More than £60m worth of fruit and vegetables went to waste in the first half of this year because labour shortages means crops are left to rot in fields, the farming industry has warned.
A survey by the National Farmers Union found that four in 10 growers had suffered crop losses thanks to a lack of pickers, with worker shortages averaging 14% across the industry.
The problems were made worse by some staff not turning up for work or quitting early. Growers expect a further fall in production next year of 4.4%
British farms have struggled to fill posts since the introduction of tough post-Brexit immigration rules on low-skilled workers after the freedom of movement from EU states ended.
Currently, the seasonal workers scheme provides up to 40,000 six-month visas to bolster the horticulture sector, but the farming sector says it needs up to 70,000. The scheme is due to end in 2024.
The war in Ukraine, record high temperatures and prolonged dry spells are also hurting the sector. The NFU called for rules on seasonal workers to be eased to plug the gaps.
Tom Bradshaw, the union’s deputy president, said: “It’s nothing short of a travesty that quality, nutritious food is being wasted at a time when families across the country are already struggling to make ends meet because of soaring living costs.
“At the same time, the prolonged dry weather and record temperatures have created a really challenging growing environment for our fruit and veg. Every crop is valuable – to the farm business and to the people whose plates they fill. We simply can’t afford to be leaving food unpicked.”
The boss of one global food business said farmers were being “nannied” by the government, taking aim at caps on the number of foreign workers allowed into the country.
Julian Marks, director of farming business Barfoots, said they had lost asparagus and courgettes earlier this season because at least 70 jobs were unfilled.
He told Times Radio: “The key to us is investing for the long term, so one of our big asks is to actually have some certainty with the seasonal workers programme that goes beyond 2023 and 2024.
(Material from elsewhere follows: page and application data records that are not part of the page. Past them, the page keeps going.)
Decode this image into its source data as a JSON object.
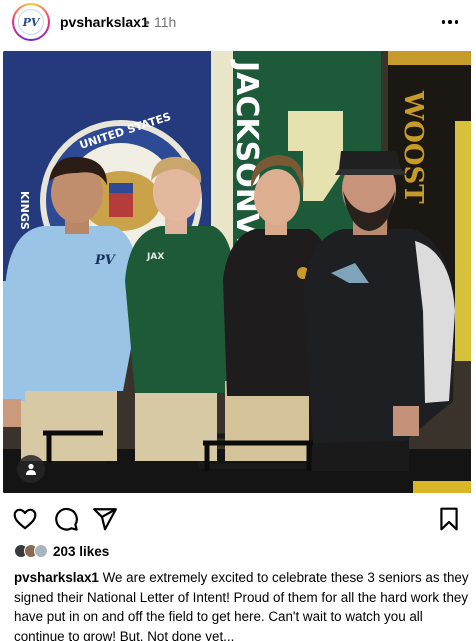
{
  "post": {
    "username": "pvsharkslax1",
    "separator": "•",
    "time": "11h",
    "avatar_text": "PV",
    "likes": "203 likes",
    "caption_user": "pvsharkslax1",
    "caption_text": "We are extremely excited to celebrate these 3 seniors as they signed their National Letter of Intent! Proud of them for all the hard work they have put in on and off the field to get here. Can't wait to watch you all continue to grow! But. Not done yet..."
  },
  "photo": {
    "flag_seal_text": "UNITED STATES",
    "flag_side_text": "KINGS",
    "banner_jacksonville": "JACKSONVI",
    "banner_wooster": "WOOST",
    "shirt_logo_1": "PV",
    "shirt_logo_2": "JAX"
  },
  "icons": {
    "more": "more-options-icon",
    "tag": "user-tag-icon",
    "like": "heart-icon",
    "comment": "comment-icon",
    "share": "share-icon",
    "save": "bookmark-icon"
  },
  "colors": {
    "flag_blue": "#243a7c",
    "banner_green": "#1c5a3a",
    "banner_gold": "#c69b29",
    "muted_text": "#737373"
  }
}
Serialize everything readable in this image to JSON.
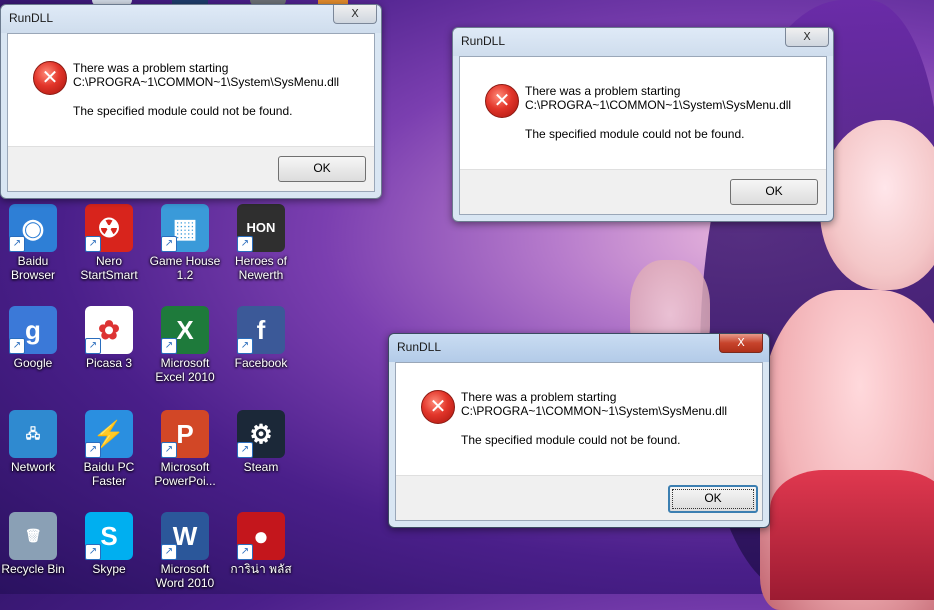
{
  "dialogs": [
    {
      "title": "RunDLL",
      "message_line1": "There was a problem starting",
      "message_line2": "C:\\PROGRA~1\\COMMON~1\\System\\SysMenu.dll",
      "message_detail": "The specified module could not be found.",
      "ok_label": "OK",
      "close_label": "X",
      "active": false
    },
    {
      "title": "RunDLL",
      "message_line1": "There was a problem starting",
      "message_line2": "C:\\PROGRA~1\\COMMON~1\\System\\SysMenu.dll",
      "message_detail": "The specified module could not be found.",
      "ok_label": "OK",
      "close_label": "X",
      "active": false
    },
    {
      "title": "RunDLL",
      "message_line1": "There was a problem starting",
      "message_line2": "C:\\PROGRA~1\\COMMON~1\\System\\SysMenu.dll",
      "message_detail": "The specified module could not be found.",
      "ok_label": "OK",
      "close_label": "X",
      "active": true
    }
  ],
  "desktop_icons": [
    {
      "label": "Baidu Browser",
      "icon": "baidu-browser-icon",
      "color": "#2e7fd6",
      "glyph": "◉"
    },
    {
      "label": "Nero StartSmart",
      "icon": "nero-icon",
      "color": "#d8241c",
      "glyph": "☢"
    },
    {
      "label": "Game House 1.2",
      "icon": "game-house-icon",
      "color": "#3a9ad9",
      "glyph": "▦"
    },
    {
      "label": "Heroes of Newerth",
      "icon": "hon-icon",
      "color": "#2f2f2f",
      "glyph": "HON"
    },
    {
      "label": "Google",
      "icon": "google-icon",
      "color": "#3b79d8",
      "glyph": "g"
    },
    {
      "label": "Picasa 3",
      "icon": "picasa-icon",
      "color": "#ffffff",
      "glyph": "✿"
    },
    {
      "label": "Microsoft Excel 2010",
      "icon": "excel-icon",
      "color": "#1e7a3b",
      "glyph": "X"
    },
    {
      "label": "Facebook",
      "icon": "facebook-icon",
      "color": "#3b5998",
      "glyph": "f"
    },
    {
      "label": "Network",
      "icon": "network-icon",
      "color": "#2f8ad0",
      "glyph": "🖧"
    },
    {
      "label": "Baidu PC Faster",
      "icon": "baidu-pc-faster-icon",
      "color": "#2a8fe0",
      "glyph": "⚡"
    },
    {
      "label": "Microsoft PowerPoi...",
      "icon": "powerpoint-icon",
      "color": "#d24726",
      "glyph": "P"
    },
    {
      "label": "Steam",
      "icon": "steam-icon",
      "color": "#1b2838",
      "glyph": "⚙"
    },
    {
      "label": "Recycle Bin",
      "icon": "recycle-bin-icon",
      "color": "#8aa0b5",
      "glyph": "🗑"
    },
    {
      "label": "Skype",
      "icon": "skype-icon",
      "color": "#00aff0",
      "glyph": "S"
    },
    {
      "label": "Microsoft Word 2010",
      "icon": "word-icon",
      "color": "#2b579a",
      "glyph": "W"
    },
    {
      "label": "การิน่า พลัส",
      "icon": "garena-plus-icon",
      "color": "#c4161c",
      "glyph": "●"
    }
  ],
  "shortcut_arrow": "↗",
  "error_glyph": "✕"
}
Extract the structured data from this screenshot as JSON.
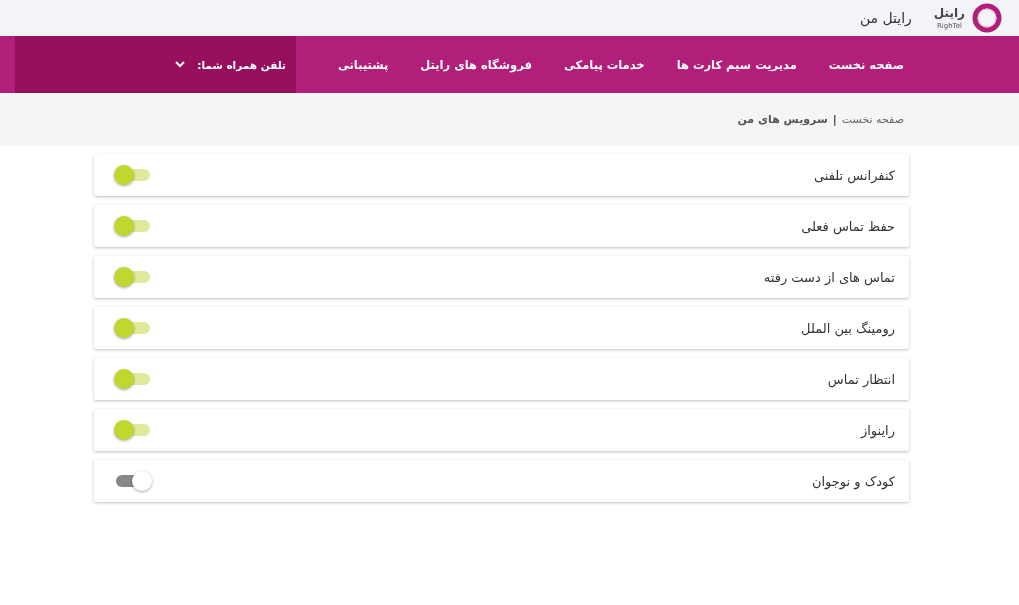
{
  "header": {
    "logo_text": "رایتل",
    "logo_subtext": "RighTel",
    "title": "رایتل من"
  },
  "nav": {
    "items": [
      "صفحه نخست",
      "مدیریت سیم کارت ها",
      "خدمات پیامکی",
      "فروشگاه های رایتل",
      "پشتیبانی"
    ],
    "phone_label": "تلفن همراه شما:"
  },
  "breadcrumb": [
    "صفحه نخست",
    "سرویس های من"
  ],
  "breadcrumb_separator": "|",
  "services": [
    {
      "label": "کنفرانس تلفنی",
      "on": true
    },
    {
      "label": "حفظ تماس فعلی",
      "on": true
    },
    {
      "label": "تماس های از دست رفته",
      "on": true
    },
    {
      "label": "رومینگ بین الملل",
      "on": true
    },
    {
      "label": "انتظار تماس",
      "on": true
    },
    {
      "label": "راینواز",
      "on": true
    },
    {
      "label": "کودک و نوجوان",
      "on": false
    }
  ]
}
“Also to remove some of the red-tape arbitrary caps on the number of people that come in.
“We’re a grown-up industry with grown-up people and being nannied by the Home Office is really not good for certainty at any level.”
Liz Truss, the Tory leadership candidate, has pledged to expand the scheme beyond its 2024 deadline, along with increasing the labour pool by an unspecified amount.
A spokesperson for the Department for Environment, Food and Rural Affairs said: “Labour shortages are affecting countries around the world.
“To support our farmers, we have already boosted the number of visas available through the seasonal workers route to 40,000.
“We have extended the scheme to include poultry and ornamental horticulture, we ran an automation review which will be published this summer and we are working to encourage people to take up jobs in the farming sector.”
The survey results show that £22m worth of fruit and vegetables has been wasted directly because of workforce shortages in the first half of 2022 alone.
As the survey represents around a third of the UK horticulture sector, the NFU estimates the overall value of food wasted accumulates to more than £60m.